"We in Connecticut are proud to have helped pilot this tool, which will help our districts analyze and streamline the assessments that they're administering," said Stefan Pryor, Connecticut Commissioner of Education. "Given our transition to the new Common Core state standards, it's important that we enable schools to choose and use only those assessments that are aligned to these standards and are most useful to educators. Our dual goals are to decrease unnecessary testing and to increase instructional time."
Quality assessments are a critical component of improving college and career readiness in the United States. Educators rely upon consistent performance measures to monitor student progress and their own effectiveness. However, educators, parents, and students across the country have expressed concerns about the amount of time that testing is taking away from teaching and learning. School district officials have the opportunity to respond to these concerns about over-testing by leading a conversation among educators and the broader community that directly addresses the amount of testing and points the way toward a more coherent, educationally sound approach to assessment.
"This assessment inventory will guide district leaders through the review process to make certain that the tests they require are of value for teachers, students, and parents," said Michael Cohen, president of Achieve. "As many states transition to new Common Core-aligned tests designed to better measure content knowledge and critical thinking skills, it's a good time for districts to reassess their testing requirements as well. This tool will enable districts,; with their school leaders and teachers, to ensure that only high quality assessments that are valuable and necessary for student achievement are used. In many instances, this should result in fewer and better tests."

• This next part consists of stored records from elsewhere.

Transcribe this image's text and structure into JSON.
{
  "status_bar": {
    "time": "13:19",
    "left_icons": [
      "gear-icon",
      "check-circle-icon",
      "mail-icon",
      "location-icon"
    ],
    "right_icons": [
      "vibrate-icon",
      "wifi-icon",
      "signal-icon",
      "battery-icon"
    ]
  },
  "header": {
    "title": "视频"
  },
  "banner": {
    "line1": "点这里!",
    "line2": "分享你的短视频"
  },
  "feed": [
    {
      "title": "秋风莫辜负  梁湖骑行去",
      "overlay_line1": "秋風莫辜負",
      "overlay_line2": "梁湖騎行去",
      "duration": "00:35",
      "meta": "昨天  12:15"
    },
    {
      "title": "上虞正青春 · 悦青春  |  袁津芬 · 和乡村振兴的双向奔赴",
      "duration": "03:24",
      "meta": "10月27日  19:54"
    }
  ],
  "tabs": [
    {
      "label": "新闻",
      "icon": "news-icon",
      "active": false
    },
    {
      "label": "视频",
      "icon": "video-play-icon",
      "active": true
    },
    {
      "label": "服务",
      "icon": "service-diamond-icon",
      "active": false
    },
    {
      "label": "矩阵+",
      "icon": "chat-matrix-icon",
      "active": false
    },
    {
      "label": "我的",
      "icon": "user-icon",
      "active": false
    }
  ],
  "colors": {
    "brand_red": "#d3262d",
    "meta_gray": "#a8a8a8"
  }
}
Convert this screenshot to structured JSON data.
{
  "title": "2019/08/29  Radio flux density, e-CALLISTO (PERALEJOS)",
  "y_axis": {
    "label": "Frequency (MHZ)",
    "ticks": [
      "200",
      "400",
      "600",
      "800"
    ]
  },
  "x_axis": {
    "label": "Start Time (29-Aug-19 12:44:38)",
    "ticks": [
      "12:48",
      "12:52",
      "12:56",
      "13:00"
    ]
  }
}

The Student Assessment Inventory for School Districts supports a process by which districts evaluate current assessments, determine the minimum testing necessary to serve essential diagnostic, instructional, and accountability purposes, and work to ensure that every district-mandated test is useful and of high quality. Assessment inventory and review allows districts to both streamline the amount of testing required and ensure that current assessments are supported by structures and routines that enable results to be used for improvement.
Usage of the Student Assessment Inventory for School Districts will also increase transparency between districts and the public regarding student assessment strategy and policies. "We encourage local leaders who use this tool to report the outcome of their project to parents and to the school board," Cohen said. "Which tests have been eliminated? How will the remaining tests be used, and why are they important?"

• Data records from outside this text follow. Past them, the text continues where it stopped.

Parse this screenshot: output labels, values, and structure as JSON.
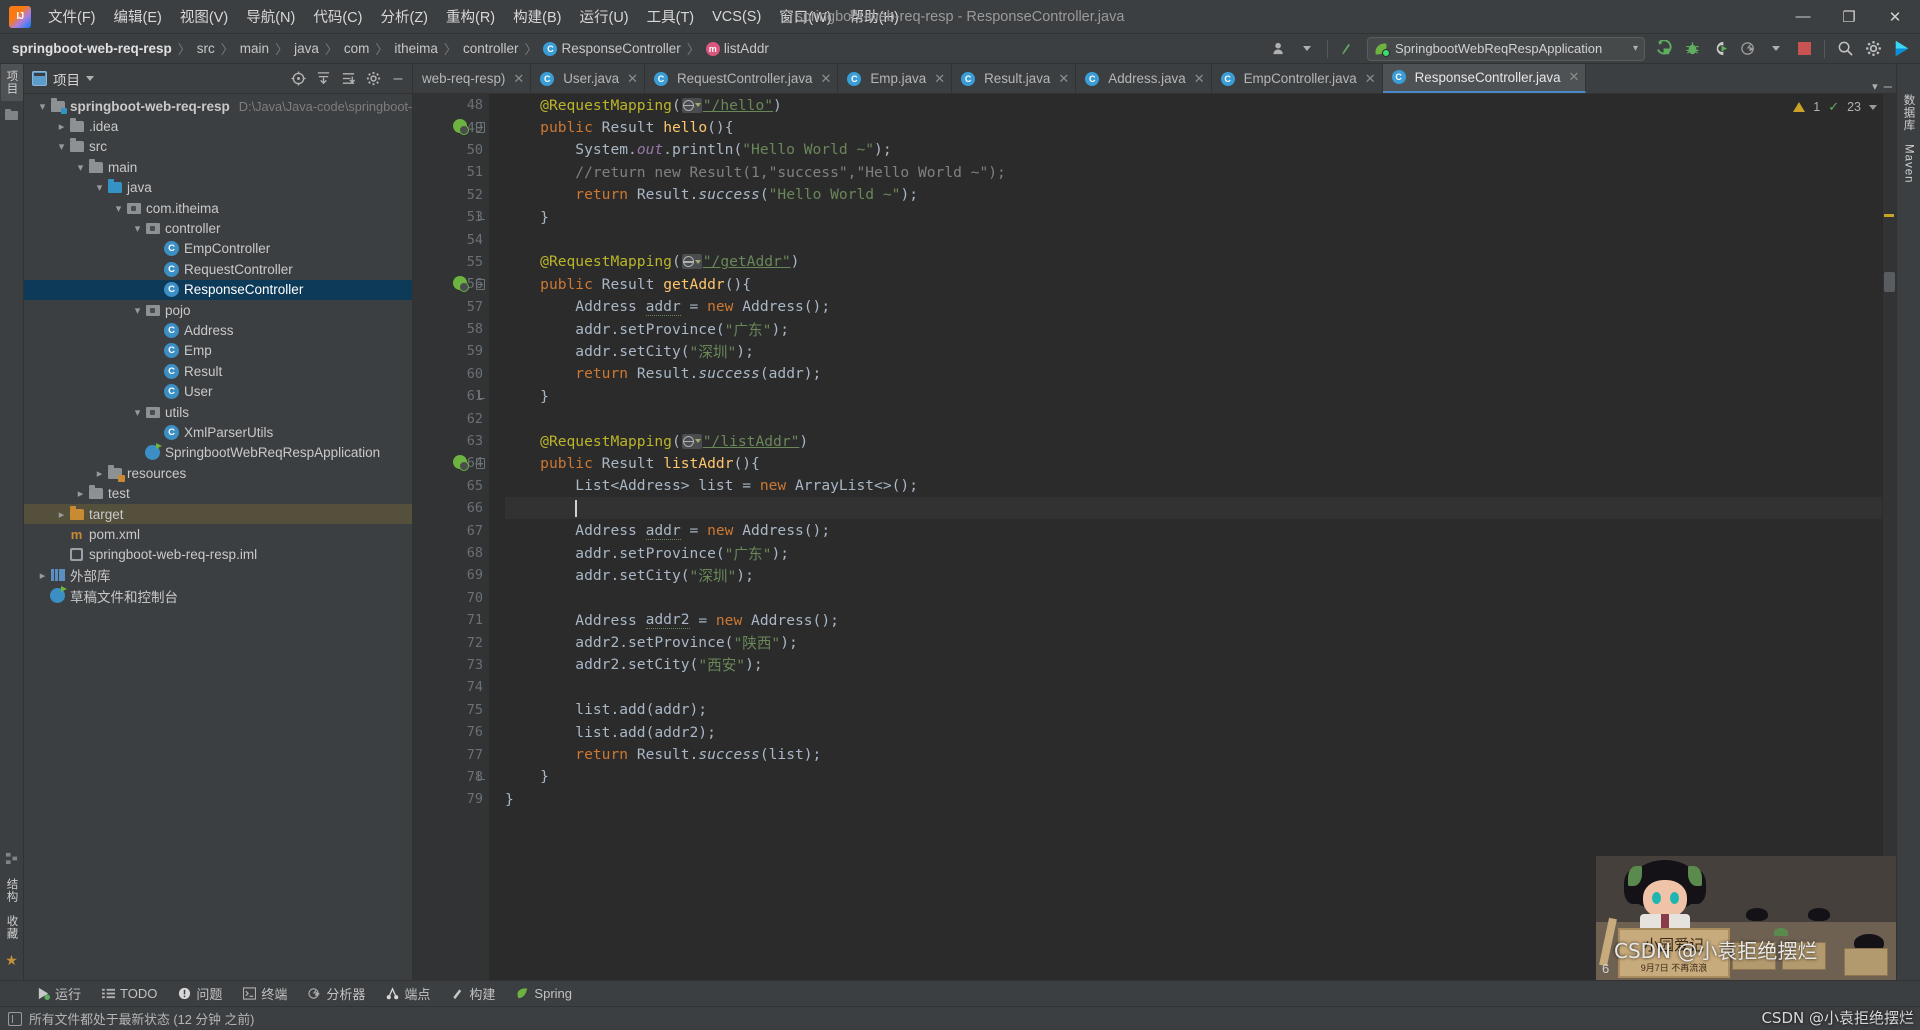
{
  "window": {
    "title": "springboot-web-req-resp - ResponseController.java",
    "controls": {
      "minimize": "—",
      "maximize": "❐",
      "close": "✕"
    }
  },
  "menu": {
    "items": [
      "文件(F)",
      "编辑(E)",
      "视图(V)",
      "导航(N)",
      "代码(C)",
      "分析(Z)",
      "重构(R)",
      "构建(B)",
      "运行(U)",
      "工具(T)",
      "VCS(S)",
      "窗口(W)",
      "帮助(H)"
    ]
  },
  "breadcrumb": {
    "items": [
      {
        "label": "springboot-web-req-resp",
        "icon": "",
        "bold": true
      },
      {
        "label": "src",
        "icon": ""
      },
      {
        "label": "main",
        "icon": ""
      },
      {
        "label": "java",
        "icon": ""
      },
      {
        "label": "com",
        "icon": ""
      },
      {
        "label": "itheima",
        "icon": ""
      },
      {
        "label": "controller",
        "icon": ""
      },
      {
        "label": "ResponseController",
        "icon": "class-icon"
      },
      {
        "label": "listAddr",
        "icon": "method-icon"
      }
    ],
    "separator": "〉"
  },
  "toolbar": {
    "run_config": "SpringbootWebReqRespApplication",
    "run_config_caret": "▾",
    "icons": [
      "user-icon",
      "vcs-update-icon",
      "run-icon",
      "debug-icon",
      "run-coverage-icon",
      "profiler-icon",
      "stop-icon",
      "search-icon",
      "settings-icon",
      "ide-assistant-icon"
    ]
  },
  "project_panel": {
    "title": "项目",
    "tools": [
      "locate-icon",
      "collapse-all-icon",
      "expand-icon",
      "settings-icon",
      "hide-icon"
    ],
    "tree": [
      {
        "depth": 0,
        "arrow": "down",
        "icon": "module-folder",
        "label": "springboot-web-req-resp",
        "path": "D:\\Java\\Java-code\\springboot-",
        "bold": true
      },
      {
        "depth": 1,
        "arrow": "right",
        "icon": "folder",
        "label": ".idea"
      },
      {
        "depth": 1,
        "arrow": "down",
        "icon": "folder",
        "label": "src"
      },
      {
        "depth": 2,
        "arrow": "down",
        "icon": "folder",
        "label": "main"
      },
      {
        "depth": 3,
        "arrow": "down",
        "icon": "folder-blue",
        "label": "java"
      },
      {
        "depth": 4,
        "arrow": "down",
        "icon": "package",
        "label": "com.itheima"
      },
      {
        "depth": 5,
        "arrow": "down",
        "icon": "package",
        "label": "controller"
      },
      {
        "depth": 6,
        "arrow": "none",
        "icon": "class",
        "label": "EmpController"
      },
      {
        "depth": 6,
        "arrow": "none",
        "icon": "class",
        "label": "RequestController"
      },
      {
        "depth": 6,
        "arrow": "none",
        "icon": "class",
        "label": "ResponseController",
        "selected": true
      },
      {
        "depth": 5,
        "arrow": "down",
        "icon": "package",
        "label": "pojo"
      },
      {
        "depth": 6,
        "arrow": "none",
        "icon": "class",
        "label": "Address"
      },
      {
        "depth": 6,
        "arrow": "none",
        "icon": "class",
        "label": "Emp"
      },
      {
        "depth": 6,
        "arrow": "none",
        "icon": "class",
        "label": "Result"
      },
      {
        "depth": 6,
        "arrow": "none",
        "icon": "class",
        "label": "User"
      },
      {
        "depth": 5,
        "arrow": "down",
        "icon": "package",
        "label": "utils"
      },
      {
        "depth": 6,
        "arrow": "none",
        "icon": "class",
        "label": "XmlParserUtils"
      },
      {
        "depth": 5,
        "arrow": "none",
        "icon": "spring-class",
        "label": "SpringbootWebReqRespApplication"
      },
      {
        "depth": 3,
        "arrow": "right",
        "icon": "folder-res",
        "label": "resources"
      },
      {
        "depth": 2,
        "arrow": "right",
        "icon": "folder",
        "label": "test"
      },
      {
        "depth": 1,
        "arrow": "right",
        "icon": "folder-orange",
        "label": "target",
        "highlight": true
      },
      {
        "depth": 1,
        "arrow": "none",
        "icon": "maven",
        "label": "pom.xml"
      },
      {
        "depth": 1,
        "arrow": "none",
        "icon": "iml",
        "label": "springboot-web-req-resp.iml"
      },
      {
        "depth": 0,
        "arrow": "right",
        "icon": "library",
        "label": "外部库"
      },
      {
        "depth": 0,
        "arrow": "none",
        "icon": "scratch",
        "label": "草稿文件和控制台"
      }
    ]
  },
  "editor_tabs": {
    "tabs": [
      {
        "label": "web-req-resp)",
        "icon": "none",
        "active": false,
        "truncated": true
      },
      {
        "label": "User.java",
        "icon": "class",
        "active": false
      },
      {
        "label": "RequestController.java",
        "icon": "class",
        "active": false
      },
      {
        "label": "Emp.java",
        "icon": "class",
        "active": false
      },
      {
        "label": "Result.java",
        "icon": "class",
        "active": false
      },
      {
        "label": "Address.java",
        "icon": "class",
        "active": false
      },
      {
        "label": "EmpController.java",
        "icon": "class",
        "active": false
      },
      {
        "label": "ResponseController.java",
        "icon": "class",
        "active": true
      }
    ],
    "close_glyph": "✕",
    "overflow_glyph": "▾"
  },
  "inspection": {
    "warning_count": "1",
    "ok_count": "23",
    "warning_icon": "warning-triangle-icon",
    "ok_icon": "check-icon",
    "caret": "▾"
  },
  "editor": {
    "first_line_number": 48,
    "current_line": 66,
    "lines": [
      {
        "n": 48,
        "indent": 1,
        "tokens": [
          {
            "t": "anno",
            "v": "@RequestMapping"
          },
          {
            "t": "plain",
            "v": "("
          },
          {
            "t": "webicon",
            "v": ""
          },
          {
            "t": "urlstr",
            "v": "\"/hello\""
          },
          {
            "t": "plain",
            "v": ")"
          }
        ]
      },
      {
        "n": 49,
        "indent": 1,
        "gutter": "run-fold",
        "tokens": [
          {
            "t": "kw",
            "v": "public "
          },
          {
            "t": "plain",
            "v": "Result "
          },
          {
            "t": "mth",
            "v": "hello"
          },
          {
            "t": "plain",
            "v": "(){"
          }
        ]
      },
      {
        "n": 50,
        "indent": 2,
        "tokens": [
          {
            "t": "plain",
            "v": "System."
          },
          {
            "t": "fld",
            "v": "out"
          },
          {
            "t": "plain",
            "v": ".println("
          },
          {
            "t": "str",
            "v": "\"Hello World ~\""
          },
          {
            "t": "plain",
            "v": ");"
          }
        ]
      },
      {
        "n": 51,
        "indent": 2,
        "tokens": [
          {
            "t": "cmt",
            "v": "//return new Result(1,\"success\",\"Hello World ~\");"
          }
        ]
      },
      {
        "n": 52,
        "indent": 2,
        "tokens": [
          {
            "t": "kw",
            "v": "return "
          },
          {
            "t": "plain",
            "v": "Result."
          },
          {
            "t": "stat",
            "v": "success"
          },
          {
            "t": "plain",
            "v": "("
          },
          {
            "t": "str",
            "v": "\"Hello World ~\""
          },
          {
            "t": "plain",
            "v": ");"
          }
        ]
      },
      {
        "n": 53,
        "indent": 1,
        "gutter": "fold-end",
        "tokens": [
          {
            "t": "plain",
            "v": "}"
          }
        ]
      },
      {
        "n": 54,
        "indent": 0,
        "tokens": []
      },
      {
        "n": 55,
        "indent": 1,
        "tokens": [
          {
            "t": "anno",
            "v": "@RequestMapping"
          },
          {
            "t": "plain",
            "v": "("
          },
          {
            "t": "webicon",
            "v": ""
          },
          {
            "t": "urlstr",
            "v": "\"/getAddr\""
          },
          {
            "t": "plain",
            "v": ")"
          }
        ]
      },
      {
        "n": 56,
        "indent": 1,
        "gutter": "run-fold",
        "tokens": [
          {
            "t": "kw",
            "v": "public "
          },
          {
            "t": "plain",
            "v": "Result "
          },
          {
            "t": "mth",
            "v": "getAddr"
          },
          {
            "t": "plain",
            "v": "(){"
          }
        ]
      },
      {
        "n": 57,
        "indent": 2,
        "tokens": [
          {
            "t": "plain",
            "v": "Address "
          },
          {
            "t": "wave",
            "v": "addr"
          },
          {
            "t": "plain",
            "v": " = "
          },
          {
            "t": "kw",
            "v": "new "
          },
          {
            "t": "plain",
            "v": "Address();"
          }
        ]
      },
      {
        "n": 58,
        "indent": 2,
        "tokens": [
          {
            "t": "plain",
            "v": "addr.setProvince("
          },
          {
            "t": "str",
            "v": "\"广东\""
          },
          {
            "t": "plain",
            "v": ");"
          }
        ]
      },
      {
        "n": 59,
        "indent": 2,
        "tokens": [
          {
            "t": "plain",
            "v": "addr.setCity("
          },
          {
            "t": "str",
            "v": "\"深圳\""
          },
          {
            "t": "plain",
            "v": ");"
          }
        ]
      },
      {
        "n": 60,
        "indent": 2,
        "tokens": [
          {
            "t": "kw",
            "v": "return "
          },
          {
            "t": "plain",
            "v": "Result."
          },
          {
            "t": "stat",
            "v": "success"
          },
          {
            "t": "plain",
            "v": "(addr);"
          }
        ]
      },
      {
        "n": 61,
        "indent": 1,
        "gutter": "fold-end",
        "tokens": [
          {
            "t": "plain",
            "v": "}"
          }
        ]
      },
      {
        "n": 62,
        "indent": 0,
        "tokens": []
      },
      {
        "n": 63,
        "indent": 1,
        "tokens": [
          {
            "t": "anno",
            "v": "@RequestMapping"
          },
          {
            "t": "plain",
            "v": "("
          },
          {
            "t": "webicon",
            "v": ""
          },
          {
            "t": "urlstr",
            "v": "\"/listAddr\""
          },
          {
            "t": "plain",
            "v": ")"
          }
        ]
      },
      {
        "n": 64,
        "indent": 1,
        "gutter": "run-fold",
        "tokens": [
          {
            "t": "kw",
            "v": "public "
          },
          {
            "t": "plain",
            "v": "Result "
          },
          {
            "t": "mth",
            "v": "listAddr"
          },
          {
            "t": "plain",
            "v": "(){"
          }
        ]
      },
      {
        "n": 65,
        "indent": 2,
        "tokens": [
          {
            "t": "plain",
            "v": "List<Address> list = "
          },
          {
            "t": "kw",
            "v": "new "
          },
          {
            "t": "plain",
            "v": "ArrayList<>();"
          }
        ]
      },
      {
        "n": 66,
        "indent": 2,
        "current": true,
        "tokens": [
          {
            "t": "caret",
            "v": ""
          }
        ]
      },
      {
        "n": 67,
        "indent": 2,
        "tokens": [
          {
            "t": "plain",
            "v": "Address "
          },
          {
            "t": "wave",
            "v": "addr"
          },
          {
            "t": "plain",
            "v": " = "
          },
          {
            "t": "kw",
            "v": "new "
          },
          {
            "t": "plain",
            "v": "Address();"
          }
        ]
      },
      {
        "n": 68,
        "indent": 2,
        "tokens": [
          {
            "t": "plain",
            "v": "addr.setProvince("
          },
          {
            "t": "str",
            "v": "\"广东\""
          },
          {
            "t": "plain",
            "v": ");"
          }
        ]
      },
      {
        "n": 69,
        "indent": 2,
        "tokens": [
          {
            "t": "plain",
            "v": "addr.setCity("
          },
          {
            "t": "str",
            "v": "\"深圳\""
          },
          {
            "t": "plain",
            "v": ");"
          }
        ]
      },
      {
        "n": 70,
        "indent": 0,
        "tokens": []
      },
      {
        "n": 71,
        "indent": 2,
        "tokens": [
          {
            "t": "plain",
            "v": "Address "
          },
          {
            "t": "wave",
            "v": "addr2"
          },
          {
            "t": "plain",
            "v": " = "
          },
          {
            "t": "kw",
            "v": "new "
          },
          {
            "t": "plain",
            "v": "Address();"
          }
        ]
      },
      {
        "n": 72,
        "indent": 2,
        "tokens": [
          {
            "t": "plain",
            "v": "addr2.setProvince("
          },
          {
            "t": "str",
            "v": "\"陕西\""
          },
          {
            "t": "plain",
            "v": ");"
          }
        ]
      },
      {
        "n": 73,
        "indent": 2,
        "tokens": [
          {
            "t": "plain",
            "v": "addr2.setCity("
          },
          {
            "t": "str",
            "v": "\"西安\""
          },
          {
            "t": "plain",
            "v": ");"
          }
        ]
      },
      {
        "n": 74,
        "indent": 0,
        "tokens": []
      },
      {
        "n": 75,
        "indent": 2,
        "tokens": [
          {
            "t": "plain",
            "v": "list.add(addr);"
          }
        ]
      },
      {
        "n": 76,
        "indent": 2,
        "tokens": [
          {
            "t": "plain",
            "v": "list.add(addr2);"
          }
        ]
      },
      {
        "n": 77,
        "indent": 2,
        "tokens": [
          {
            "t": "kw",
            "v": "return "
          },
          {
            "t": "plain",
            "v": "Result."
          },
          {
            "t": "stat",
            "v": "success"
          },
          {
            "t": "plain",
            "v": "(list);"
          }
        ]
      },
      {
        "n": 78,
        "indent": 1,
        "gutter": "fold-end",
        "tokens": [
          {
            "t": "plain",
            "v": "}"
          }
        ]
      },
      {
        "n": 79,
        "indent": 0,
        "tokens": [
          {
            "t": "plain",
            "v": "}"
          }
        ]
      }
    ]
  },
  "left_rail": {
    "tabs": [
      "项目"
    ],
    "bottom_tabs": [
      "结构",
      "收藏"
    ]
  },
  "right_rail": {
    "tabs": [
      "数据库",
      "Maven"
    ]
  },
  "bottom_toolbar": {
    "buttons": [
      {
        "label": "运行",
        "icon": "run-icon"
      },
      {
        "label": "TODO",
        "icon": "todo-icon"
      },
      {
        "label": "问题",
        "icon": "problems-icon"
      },
      {
        "label": "终端",
        "icon": "terminal-icon"
      },
      {
        "label": "分析器",
        "icon": "profiler-icon"
      },
      {
        "label": "端点",
        "icon": "endpoints-icon"
      },
      {
        "label": "构建",
        "icon": "build-icon"
      },
      {
        "label": "Spring",
        "icon": "spring-icon"
      }
    ]
  },
  "status_bar": {
    "icon": "vcs-status-icon",
    "message": "所有文件都处于最新状态 (12 分钟 之前)"
  },
  "watermark": {
    "csdn": "CSDN @小袁拒绝摆烂",
    "sign_title": "小园爱记",
    "sign_sub": "9月7日  不再流浪",
    "counter": "6"
  },
  "colors": {
    "bg_chrome": "#3c3f41",
    "bg_editor": "#2b2b2b",
    "accent_blue": "#4a88c7",
    "select_blue": "#0d3a58",
    "keyword_orange": "#cc7832",
    "string_green": "#6a8759",
    "anno_yellow": "#bbb529",
    "method_gold": "#ffc66d",
    "field_purple": "#9876aa",
    "comment_gray": "#808080",
    "spring_green": "#6db33f"
  }
}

An initial draft tool was created earlier this year. That draft tool was shared with the Connecticut State Department of Education and leaders from eight Connecticut school districts that piloted use of the assessment inventory and provided substantial feedback.
The assessment inventory process is comprised of four stages: Reflect and Plan, Conduct the Inventory, Analyze the Inventory, and Make Recommendations. The tool contains an openly licensed Inventory Table that may be modified to suit the district's unique goals and context as well as guiding questions for planning, analysis, and recommendations.
The Student Assessment Inventory for School Districts is available on the Achieve website at: www.achieve.org/assessmentinventory.